A federal judge has ordered Kentucky clerk Kim Davis to jail for contempt of court because she has refused, many times over, to comply with multiple court orders—and, you know, uphold the law—and issue marriage licenses to same-sex couples.
“The court cannot condone the willful disobedience of its lawfully issued order,” Judge Daniel Bunning said Thursday. “If you give people the opportunity to choose which orders they follow, that’s what potentially causes problems.”
In a statement released before she was held in contempt of court, Davis defended her refusals:
It is not a light issue for me. It is a Heaven or Hell decision. For me it is a decision of obedience. I have no animosity toward anyone and harbor no ill will. To me this has never been a gay or lesbian issue. It is about marriage and God's Word.
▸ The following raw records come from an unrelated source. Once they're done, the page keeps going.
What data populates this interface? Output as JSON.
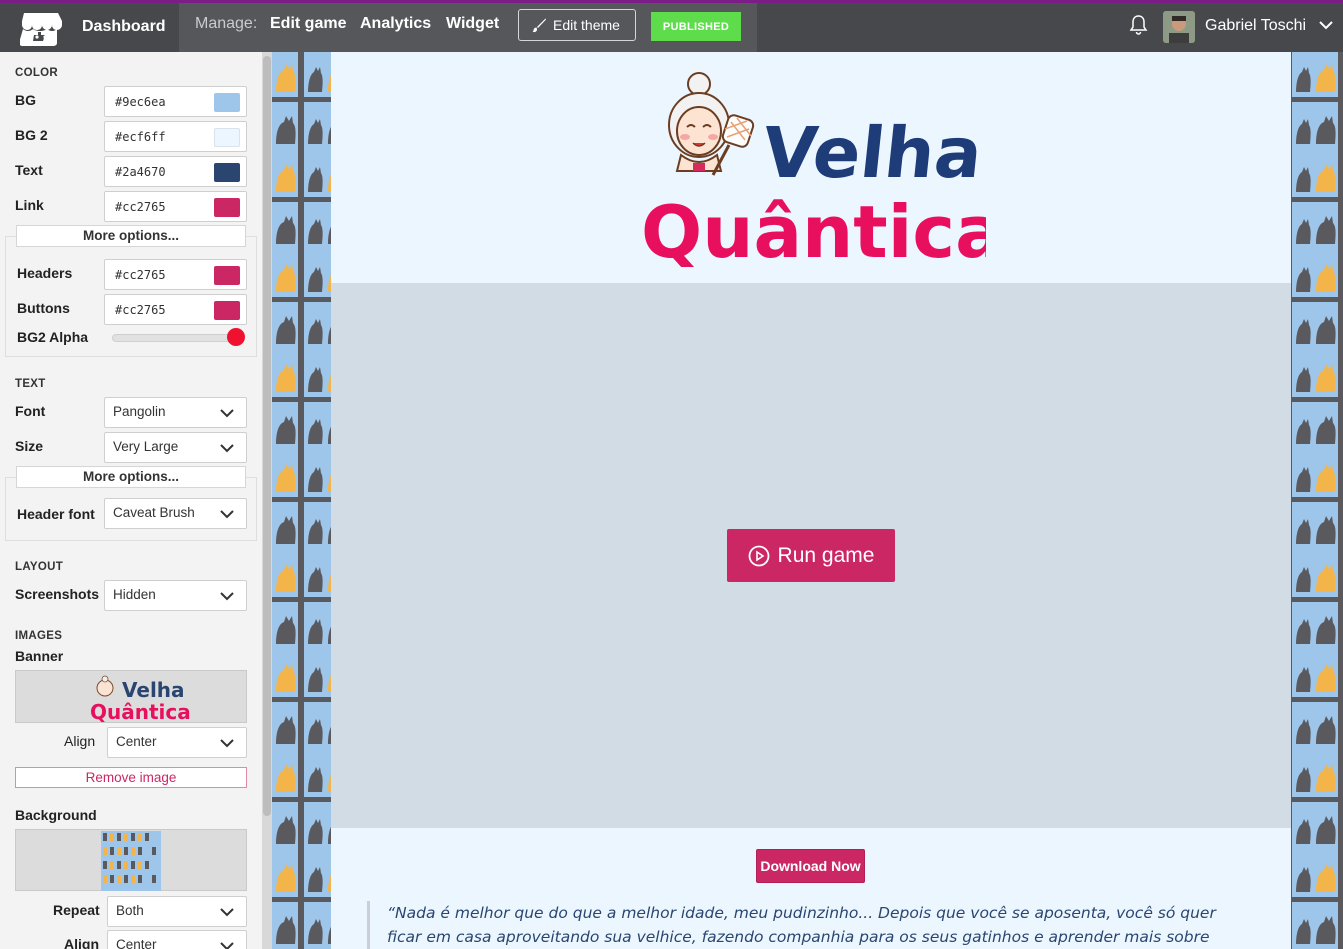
{
  "topbar": {
    "dashboard": "Dashboard",
    "manage_label": "Manage:",
    "nav": [
      "Edit game",
      "Analytics",
      "Widget"
    ],
    "edit_theme": "Edit theme",
    "published": "PUBLISHED",
    "user_name": "Gabriel Toschi"
  },
  "sidebar": {
    "color_title": "COLOR",
    "colors": [
      {
        "label": "BG",
        "value": "#9ec6ea"
      },
      {
        "label": "BG 2",
        "value": "#ecf6ff"
      },
      {
        "label": "Text",
        "value": "#2a4670"
      },
      {
        "label": "Link",
        "value": "#cc2765"
      }
    ],
    "more_options": "More options...",
    "extra_colors": [
      {
        "label": "Headers",
        "value": "#cc2765"
      },
      {
        "label": "Buttons",
        "value": "#cc2765"
      }
    ],
    "bg2_alpha_label": "BG2 Alpha",
    "bg2_alpha_value": 1.0,
    "text_title": "TEXT",
    "font_label": "Font",
    "font_value": "Pangolin",
    "size_label": "Size",
    "size_value": "Very Large",
    "more_options_2": "More options...",
    "header_font_label": "Header font",
    "header_font_value": "Caveat Brush",
    "layout_title": "LAYOUT",
    "screenshots_label": "Screenshots",
    "screenshots_value": "Hidden",
    "images_title": "IMAGES",
    "banner_label": "Banner",
    "banner_thumb_line1": "Velha",
    "banner_thumb_line2": "Quântica",
    "align_label": "Align",
    "align_value": "Center",
    "remove_image": "Remove image",
    "background_label": "Background",
    "repeat_label": "Repeat",
    "repeat_value": "Both",
    "align2_label": "Align",
    "align2_value": "Center"
  },
  "preview": {
    "logo_line1": "Velha",
    "logo_line2": "Quântica",
    "run_game": "Run game",
    "download_now": "Download Now",
    "quote_line1": "“Nada é melhor que do que a melhor idade, meu pudinzinho... Depois que você se aposenta, você só quer",
    "quote_line2": "ficar em casa aproveitando sua velhice, fazendo companhia para os seus gatinhos e aprender mais sobre"
  },
  "theme": {
    "bg": "#9ec6ea",
    "bg2": "#ecf6ff",
    "text": "#2a4670",
    "link": "#cc2765",
    "published_green": "#5fdc4b",
    "topbar_accent": "#7a1d86"
  }
}
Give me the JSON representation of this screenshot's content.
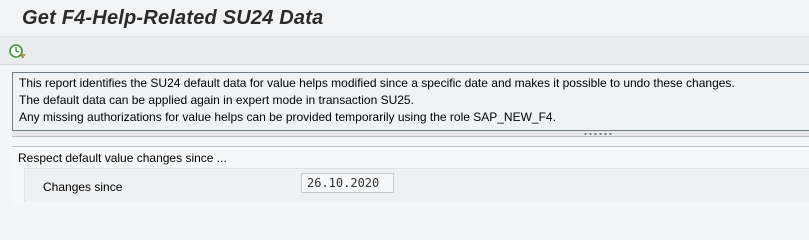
{
  "header": {
    "title": "Get F4-Help-Related SU24 Data"
  },
  "toolbar": {
    "execute_icon": "execute-clock-icon"
  },
  "info": {
    "lines": [
      "This report identifies the SU24 default data for value helps modified since a specific date and makes it possible to undo these changes.",
      "The default data can be applied again in expert mode in transaction SU25.",
      "Any missing authorizations for value helps can be provided temporarily using the role SAP_NEW_F4."
    ]
  },
  "selection": {
    "frame_title": "Respect default value changes since ...",
    "changes_since_label": "Changes since",
    "changes_since_value": "26.10.2020"
  },
  "colors": {
    "info_border": "#6f7f8c",
    "execute_icon_green": "#3a9a3a"
  }
}
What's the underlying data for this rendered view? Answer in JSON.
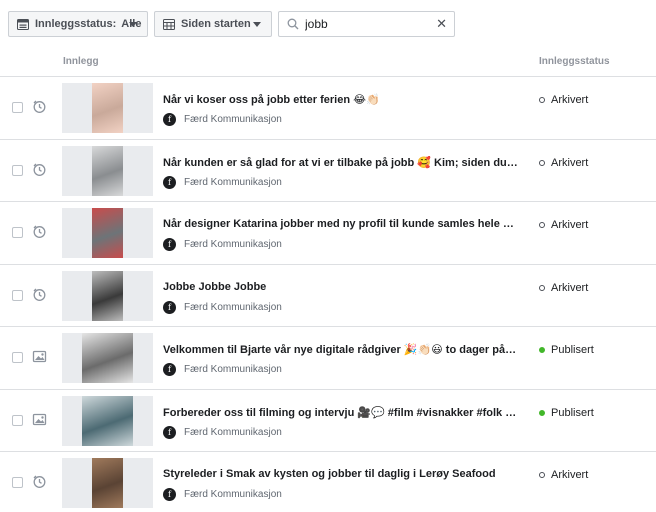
{
  "toolbar": {
    "status_filter": {
      "label": "Innleggsstatus:",
      "value": "Alle"
    },
    "date_filter": {
      "label": "Siden starten"
    },
    "search": {
      "value": "jobb",
      "clear": "✕"
    }
  },
  "table": {
    "headers": {
      "post": "Innlegg",
      "status": "Innleggsstatus"
    },
    "rows": [
      {
        "title": "Når vi koser oss på jobb etter ferien 😂👏🏻",
        "page": "Færd Kommunikasjon",
        "status": "Arkivert",
        "type": "video",
        "thumb": {
          "offset": 30,
          "width": 31,
          "color": "#c9a99a",
          "accent": "#f2d2c4"
        }
      },
      {
        "title": "Når kunden er så glad for at vi er tilbake på jobb 🥰 Kim; siden du forts...",
        "page": "Færd Kommunikasjon",
        "status": "Arkivert",
        "type": "video",
        "thumb": {
          "offset": 30,
          "width": 31,
          "color": "#8a8d90",
          "accent": "#d8d9da"
        }
      },
      {
        "title": "Når designer Katarina jobber med ny profil til kunde samles hele gjeng...",
        "page": "Færd Kommunikasjon",
        "status": "Arkivert",
        "type": "video",
        "thumb": {
          "offset": 30,
          "width": 31,
          "color": "#6d7478",
          "accent": "#c94c4c"
        }
      },
      {
        "title": "Jobbe Jobbe Jobbe",
        "page": "Færd Kommunikasjon",
        "status": "Arkivert",
        "type": "video",
        "thumb": {
          "offset": 30,
          "width": 31,
          "color": "#3a3a3a",
          "accent": "#bdbdbd"
        }
      },
      {
        "title": "Velkommen til Bjarte vår nye digitale rådgiver 🎉👏🏻😃 to dager på job...",
        "page": "Færd Kommunikasjon",
        "status": "Publisert",
        "type": "photo",
        "thumb": {
          "offset": 20,
          "width": 51,
          "color": "#6b6b6b",
          "accent": "#e6e6e6"
        }
      },
      {
        "title": "Forbereder oss til filming og intervju 🎥💬 #film #visnakker #folk #job...",
        "page": "Færd Kommunikasjon",
        "status": "Publisert",
        "type": "photo",
        "thumb": {
          "offset": 20,
          "width": 51,
          "color": "#4c6a73",
          "accent": "#cfd9dc"
        }
      },
      {
        "title": "Styreleder i Smak av kysten og jobber til daglig i Lerøy Seafood",
        "page": "Færd Kommunikasjon",
        "status": "Arkivert",
        "type": "video",
        "thumb": {
          "offset": 30,
          "width": 31,
          "color": "#5a4334",
          "accent": "#a07a5c"
        }
      }
    ]
  }
}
It is a matter of religious liberty, which is protected under the First Amendment, the Kentucky Constitution, and in the Kentucky Religious Freedom Restoration Act.
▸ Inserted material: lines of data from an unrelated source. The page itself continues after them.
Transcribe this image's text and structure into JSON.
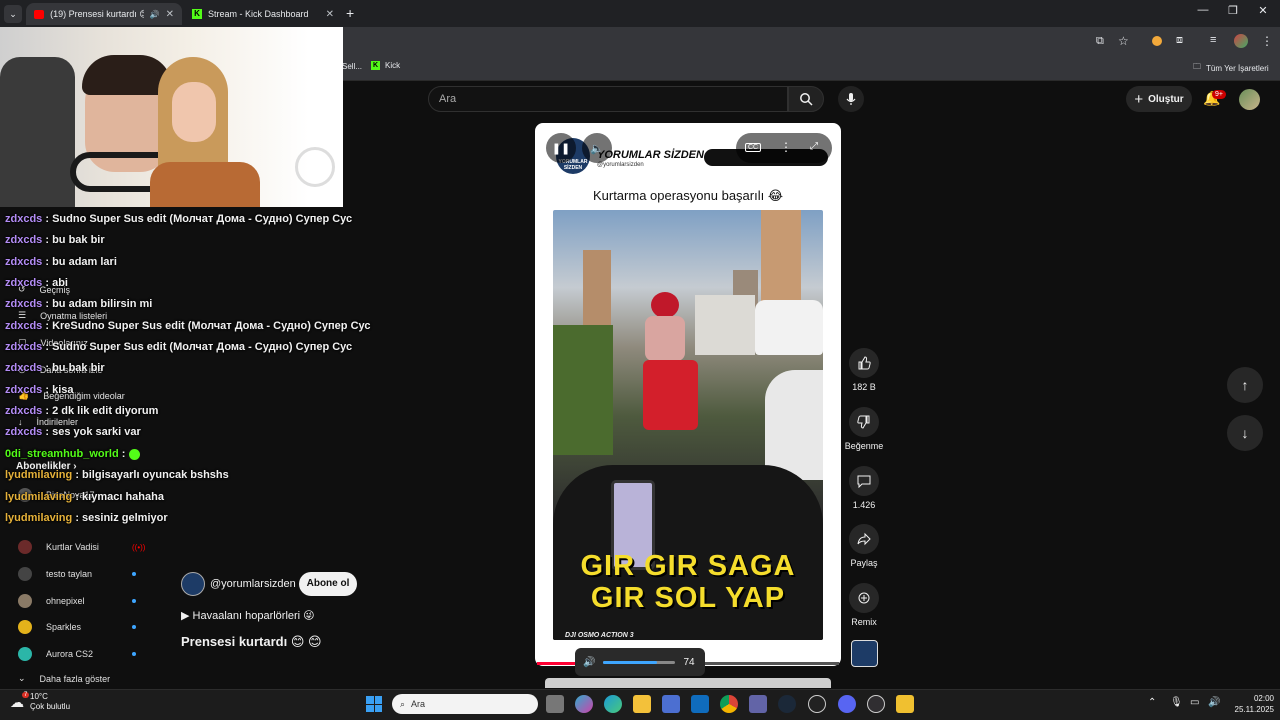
{
  "browser": {
    "tabs": [
      {
        "label": "(19) Prensesi kurtardı 😊 😊"
      },
      {
        "label": "Stream - Kick Dashboard"
      }
    ],
    "new_tab": "+",
    "bookmarks": {
      "item1": "Sell...",
      "item2": "Kick",
      "all": "Tüm Yer İşaretleri"
    }
  },
  "header": {
    "search_placeholder": "Ara",
    "create_label": "Oluştur",
    "notifications": "9+"
  },
  "short": {
    "channel_banner": "YORUMLAR SİZDEN",
    "banner_handle": "@yorumlarsizden",
    "banner_avatar_text": "YORUMLAR SİZDEN",
    "title_caption": "Kurtarma operasyonu başarılı 😂",
    "video_text_1": "GIR GIR SAGA",
    "video_text_2": "GIR SOL YAP",
    "watermark": "DJI OSMO ACTION 3",
    "volume": "74",
    "channel": "@yorumlarsizden",
    "subscribe": "Abone ol",
    "sound": "▶ Havaalanı hoparlörleri 😜",
    "title": "Prensesi kurtardı 😊 😊",
    "likes": "182 B",
    "dislike": "Beğenme",
    "comments": "1.426",
    "share": "Paylaş",
    "remix": "Remix"
  },
  "chat": [
    {
      "user": "zdxcds",
      "msg": ": Sudno Super Sus edit (Молчат Дома - Судно) Супер Сус",
      "color": "#b38cf5"
    },
    {
      "user": "zdxcds",
      "msg": ": bu bak bir",
      "color": "#b38cf5"
    },
    {
      "user": "zdxcds",
      "msg": ": bu adam lari",
      "color": "#b38cf5"
    },
    {
      "user": "zdxcds",
      "msg": ": abi",
      "color": "#b38cf5"
    },
    {
      "user": "zdxcds",
      "msg": ": bu adam bilirsin mi",
      "color": "#b38cf5"
    },
    {
      "user": "zdxcds",
      "msg": ": KreSudno Super Sus edit (Молчат Дома - Судно) Супер Сус",
      "color": "#b38cf5"
    },
    {
      "user": "zdxcds",
      "msg": ": Sudno Super Sus edit (Молчат Дома - Судно) Супер Сус",
      "color": "#b38cf5"
    },
    {
      "user": "zdxcds",
      "msg": ": bu bak bir",
      "color": "#b38cf5"
    },
    {
      "user": "zdxcds",
      "msg": ": kisa",
      "color": "#b38cf5"
    },
    {
      "user": "zdxcds",
      "msg": ": 2 dk lik edit diyorum",
      "color": "#b38cf5"
    },
    {
      "user": "zdxcds",
      "msg": ": ses yok sarki var",
      "color": "#b38cf5"
    },
    {
      "user": "0di_streamhub_world",
      "msg": ":",
      "color": "#53fc18"
    },
    {
      "user": "lyudmilaving",
      "msg": ": bilgisayarlı oyuncak bshshs",
      "color": "#e6b23a"
    },
    {
      "user": "lyudmilaving",
      "msg": ": kıymacı hahaha",
      "color": "#e6b23a"
    },
    {
      "user": "lyudmilaving",
      "msg": ": sesiniz gelmiyor",
      "color": "#e6b23a"
    }
  ],
  "sidebar": {
    "under": [
      {
        "label": "Geçmiş"
      },
      {
        "label": "Oynatma listeleri"
      },
      {
        "label": "Videolarınız"
      },
      {
        "label": "Daha sonra izle"
      },
      {
        "label": "Beğendiğim videolar"
      },
      {
        "label": "İndirilenler"
      },
      {
        "label": "Abonelikler"
      },
      {
        "label": "BizaNova17"
      }
    ],
    "subscriptions": [
      {
        "label": "Kurtlar Vadisi"
      },
      {
        "label": "testo taylan"
      },
      {
        "label": "ohnepixel"
      },
      {
        "label": "Sparkles"
      },
      {
        "label": "Aurora CS2"
      }
    ],
    "more": "Daha fazla göster"
  },
  "taskbar": {
    "weather_temp": "10°C",
    "weather_desc": "Çok bulutlu",
    "weather_badge": "7",
    "search": "Ara",
    "time": "02:00",
    "date": "25.11.2025"
  }
}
Davis' case is just the most recent example of a court ruling against religious liberty claims made by public officials, as Katherine Franke, a professor at Columbia Law School, recently told me.
“There is some history of public officials—police, firefighters, people like that—saying they want to be excused from performing certain assignments because of their religious beliefs,” Franke explained. “And the courts have been consistent in saying, ‘No, that’s not a permissible exercise of religious liberty because it shifts the costs of your religious interests onto other third parties.’ [In the case of clerks refusing to issue marriage licenses to same-sex couples], we’re talking about the cost of when public officials are saying, ‘I want someone else to do the job I’m required to do.’”
Lawyers representing the couples who petitioned to bring the clerk into compliance had requested a fine, not jail time. Bunning, a George W. Bush appointee who had previously ruled against Davis' religious liberty claim, said Davis would be released once she agreed to comply with his court order. (And the law and basic dictates of her job, which, again, she is free to resign from at any time if it's an intolerable burden to her conscience.)